__Requirement__.
Among the lines below, tally those holding the string "address" and give the total only.

__Records for the task__.
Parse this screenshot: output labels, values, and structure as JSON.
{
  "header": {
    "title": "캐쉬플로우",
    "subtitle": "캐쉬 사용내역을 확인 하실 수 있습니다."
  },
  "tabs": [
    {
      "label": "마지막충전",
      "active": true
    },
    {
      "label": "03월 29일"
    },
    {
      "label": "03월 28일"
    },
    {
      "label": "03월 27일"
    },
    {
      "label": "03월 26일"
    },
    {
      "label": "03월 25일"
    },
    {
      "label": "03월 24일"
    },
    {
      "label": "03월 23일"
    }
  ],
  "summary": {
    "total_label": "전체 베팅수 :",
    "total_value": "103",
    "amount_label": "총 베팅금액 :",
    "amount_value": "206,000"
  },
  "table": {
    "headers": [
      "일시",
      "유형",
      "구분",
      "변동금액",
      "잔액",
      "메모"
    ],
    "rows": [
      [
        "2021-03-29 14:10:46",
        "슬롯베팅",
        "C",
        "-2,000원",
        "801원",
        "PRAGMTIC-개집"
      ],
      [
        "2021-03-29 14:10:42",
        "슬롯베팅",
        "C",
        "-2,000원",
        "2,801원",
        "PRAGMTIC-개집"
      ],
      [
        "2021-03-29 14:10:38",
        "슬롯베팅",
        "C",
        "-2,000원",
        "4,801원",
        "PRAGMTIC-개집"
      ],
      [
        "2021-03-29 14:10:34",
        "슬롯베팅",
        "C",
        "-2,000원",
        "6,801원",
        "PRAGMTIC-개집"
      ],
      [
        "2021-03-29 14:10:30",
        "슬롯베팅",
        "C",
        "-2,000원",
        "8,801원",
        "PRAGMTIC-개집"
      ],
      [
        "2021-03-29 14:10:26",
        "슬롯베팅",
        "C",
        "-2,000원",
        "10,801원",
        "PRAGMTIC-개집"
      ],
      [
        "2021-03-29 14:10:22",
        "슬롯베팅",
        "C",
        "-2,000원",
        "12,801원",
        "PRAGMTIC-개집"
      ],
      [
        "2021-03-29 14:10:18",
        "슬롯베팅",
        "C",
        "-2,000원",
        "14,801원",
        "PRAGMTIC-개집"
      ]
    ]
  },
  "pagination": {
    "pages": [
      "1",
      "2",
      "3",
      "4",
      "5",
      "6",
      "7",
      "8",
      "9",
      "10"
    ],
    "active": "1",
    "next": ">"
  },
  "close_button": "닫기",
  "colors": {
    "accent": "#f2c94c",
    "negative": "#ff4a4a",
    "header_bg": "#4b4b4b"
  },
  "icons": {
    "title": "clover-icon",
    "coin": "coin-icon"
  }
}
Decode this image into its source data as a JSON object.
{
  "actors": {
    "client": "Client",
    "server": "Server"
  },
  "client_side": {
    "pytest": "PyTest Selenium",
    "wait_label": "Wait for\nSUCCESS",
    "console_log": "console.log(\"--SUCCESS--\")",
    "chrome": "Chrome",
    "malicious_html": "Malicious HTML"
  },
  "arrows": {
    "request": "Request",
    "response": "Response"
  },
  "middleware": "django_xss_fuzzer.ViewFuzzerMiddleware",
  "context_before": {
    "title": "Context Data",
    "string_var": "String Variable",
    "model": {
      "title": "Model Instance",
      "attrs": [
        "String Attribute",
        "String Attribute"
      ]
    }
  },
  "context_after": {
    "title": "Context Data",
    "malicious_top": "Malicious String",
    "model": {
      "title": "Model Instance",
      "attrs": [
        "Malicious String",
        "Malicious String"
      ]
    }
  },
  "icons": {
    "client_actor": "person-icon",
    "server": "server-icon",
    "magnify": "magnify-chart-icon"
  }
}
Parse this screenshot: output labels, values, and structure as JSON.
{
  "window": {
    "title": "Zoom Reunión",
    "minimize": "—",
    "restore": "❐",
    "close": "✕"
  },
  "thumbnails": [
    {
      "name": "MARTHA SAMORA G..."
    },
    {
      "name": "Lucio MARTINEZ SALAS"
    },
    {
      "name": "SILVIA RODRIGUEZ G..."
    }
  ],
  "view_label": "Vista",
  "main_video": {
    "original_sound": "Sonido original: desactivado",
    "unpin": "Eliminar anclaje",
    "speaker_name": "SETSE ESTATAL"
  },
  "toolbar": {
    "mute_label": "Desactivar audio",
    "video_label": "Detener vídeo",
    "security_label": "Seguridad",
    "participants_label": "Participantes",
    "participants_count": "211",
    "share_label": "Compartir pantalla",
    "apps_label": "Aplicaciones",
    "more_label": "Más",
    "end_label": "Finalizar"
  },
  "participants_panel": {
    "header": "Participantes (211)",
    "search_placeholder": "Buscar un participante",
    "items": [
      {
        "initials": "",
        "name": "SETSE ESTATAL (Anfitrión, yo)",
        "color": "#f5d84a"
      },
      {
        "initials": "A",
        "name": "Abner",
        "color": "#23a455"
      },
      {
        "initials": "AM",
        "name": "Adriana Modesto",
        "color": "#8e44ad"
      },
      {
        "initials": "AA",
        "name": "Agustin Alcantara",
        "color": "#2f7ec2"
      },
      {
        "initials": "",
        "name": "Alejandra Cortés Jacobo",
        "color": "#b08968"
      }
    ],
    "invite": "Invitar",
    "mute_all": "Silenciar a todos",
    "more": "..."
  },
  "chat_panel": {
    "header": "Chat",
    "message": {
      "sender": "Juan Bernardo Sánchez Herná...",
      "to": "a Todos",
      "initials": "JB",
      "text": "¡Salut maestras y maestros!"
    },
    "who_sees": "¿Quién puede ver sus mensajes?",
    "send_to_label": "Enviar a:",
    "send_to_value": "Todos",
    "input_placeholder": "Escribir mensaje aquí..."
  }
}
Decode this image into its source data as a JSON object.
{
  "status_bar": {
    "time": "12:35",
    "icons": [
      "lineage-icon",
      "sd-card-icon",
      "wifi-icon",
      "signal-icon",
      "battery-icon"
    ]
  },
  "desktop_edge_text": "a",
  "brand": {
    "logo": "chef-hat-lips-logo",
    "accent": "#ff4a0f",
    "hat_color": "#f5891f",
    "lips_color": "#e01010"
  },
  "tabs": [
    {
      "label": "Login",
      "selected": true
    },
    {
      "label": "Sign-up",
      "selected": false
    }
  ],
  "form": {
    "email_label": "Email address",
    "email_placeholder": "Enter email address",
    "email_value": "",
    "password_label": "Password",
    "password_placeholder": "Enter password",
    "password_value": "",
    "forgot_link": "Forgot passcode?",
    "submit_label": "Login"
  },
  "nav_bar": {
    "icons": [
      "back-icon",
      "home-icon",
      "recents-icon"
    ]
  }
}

__Solution to the problem__.
2